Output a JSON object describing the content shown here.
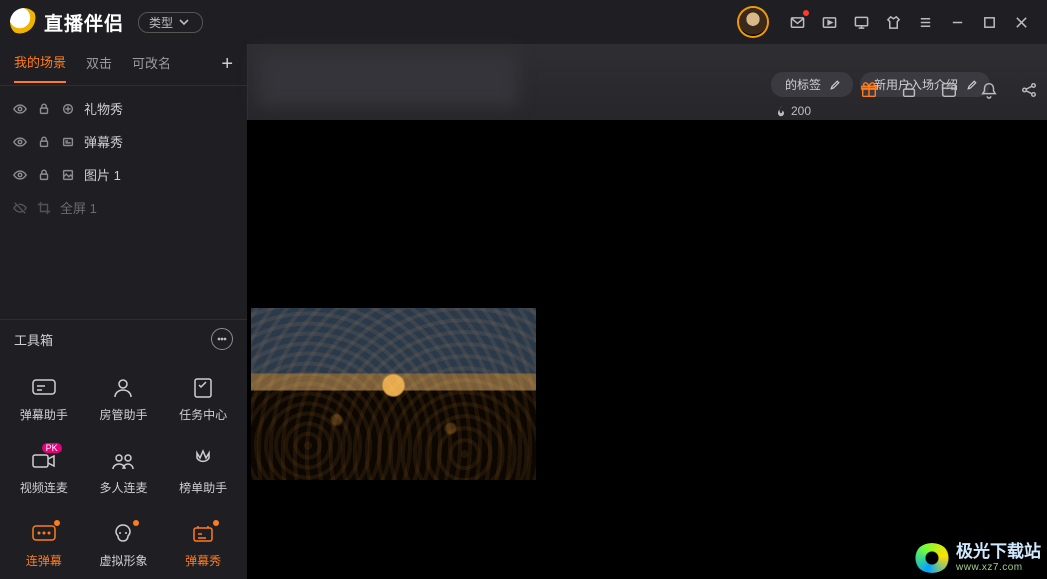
{
  "app": {
    "title": "直播伴侣",
    "type_label": "类型"
  },
  "titlebar_icons": [
    "mail",
    "video-play",
    "monitor",
    "shirt",
    "menu",
    "minimize",
    "maximize",
    "close"
  ],
  "sidebar": {
    "tabs": [
      {
        "label": "我的场景",
        "active": true
      },
      {
        "label": "双击",
        "active": false
      },
      {
        "label": "可改名",
        "active": false
      }
    ],
    "layers": [
      {
        "name": "礼物秀",
        "visible": true,
        "locked": true,
        "type": "gift"
      },
      {
        "name": "弹幕秀",
        "visible": true,
        "locked": true,
        "type": "danmu"
      },
      {
        "name": "图片 1",
        "visible": true,
        "locked": true,
        "type": "image"
      },
      {
        "name": "全屏 1",
        "visible": false,
        "locked": false,
        "type": "fullscreen",
        "dim": true
      }
    ]
  },
  "toolbox": {
    "title": "工具箱",
    "items": [
      {
        "label": "弹幕助手",
        "icon": "danmu-assistant"
      },
      {
        "label": "房管助手",
        "icon": "room-admin"
      },
      {
        "label": "任务中心",
        "icon": "task-center"
      },
      {
        "label": "视频连麦",
        "icon": "video-link",
        "badge": "PK"
      },
      {
        "label": "多人连麦",
        "icon": "multi-link"
      },
      {
        "label": "榜单助手",
        "icon": "rank-assistant"
      },
      {
        "label": "连弹幕",
        "icon": "lian-danmu",
        "orange": true,
        "dot": true
      },
      {
        "label": "虚拟形象",
        "icon": "virtual-avatar",
        "dot": true
      },
      {
        "label": "弹幕秀",
        "icon": "danmu-show",
        "orange": true,
        "dot": true
      }
    ]
  },
  "maintop": {
    "tag1": "的标签",
    "tag2": "新用户入场介绍",
    "count": "200"
  },
  "action_icons": [
    {
      "name": "gift-icon",
      "color": "#ff7b1c"
    },
    {
      "name": "unlock-icon"
    },
    {
      "name": "box-icon"
    },
    {
      "name": "bell-icon"
    },
    {
      "name": "share-icon"
    }
  ],
  "watermark": {
    "main": "极光下载站",
    "sub": "www.xz7.com"
  }
}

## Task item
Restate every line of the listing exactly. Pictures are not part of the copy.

## Result of the exercise
Output a JSON object describing the content shown here.
{
  "app": {
    "title": "直播伴侣",
    "type_label": "类型"
  },
  "titlebar_icons": [
    "mail",
    "video-play",
    "monitor",
    "shirt",
    "menu",
    "minimize",
    "maximize",
    "close"
  ],
  "sidebar": {
    "tabs": [
      {
        "label": "我的场景",
        "active": true
      },
      {
        "label": "双击",
        "active": false
      },
      {
        "label": "可改名",
        "active": false
      }
    ],
    "layers": [
      {
        "name": "礼物秀",
        "visible": true,
        "locked": true,
        "type": "gift"
      },
      {
        "name": "弹幕秀",
        "visible": true,
        "locked": true,
        "type": "danmu"
      },
      {
        "name": "图片 1",
        "visible": true,
        "locked": true,
        "type": "image"
      },
      {
        "name": "全屏 1",
        "visible": false,
        "locked": false,
        "type": "fullscreen",
        "dim": true
      }
    ]
  },
  "toolbox": {
    "title": "工具箱",
    "items": [
      {
        "label": "弹幕助手",
        "icon": "danmu-assistant"
      },
      {
        "label": "房管助手",
        "icon": "room-admin"
      },
      {
        "label": "任务中心",
        "icon": "task-center"
      },
      {
        "label": "视频连麦",
        "icon": "video-link",
        "badge": "PK"
      },
      {
        "label": "多人连麦",
        "icon": "multi-link"
      },
      {
        "label": "榜单助手",
        "icon": "rank-assistant"
      },
      {
        "label": "连弹幕",
        "icon": "lian-danmu",
        "orange": true,
        "dot": true
      },
      {
        "label": "虚拟形象",
        "icon": "virtual-avatar",
        "dot": true
      },
      {
        "label": "弹幕秀",
        "icon": "danmu-show",
        "orange": true,
        "dot": true
      }
    ]
  },
  "maintop": {
    "tag1": "的标签",
    "tag2": "新用户入场介绍",
    "count": "200"
  },
  "action_icons": [
    {
      "name": "gift-icon",
      "color": "#ff7b1c"
    },
    {
      "name": "unlock-icon"
    },
    {
      "name": "box-icon"
    },
    {
      "name": "bell-icon"
    },
    {
      "name": "share-icon"
    }
  ],
  "watermark": {
    "main": "极光下载站",
    "sub": "www.xz7.com"
  }
}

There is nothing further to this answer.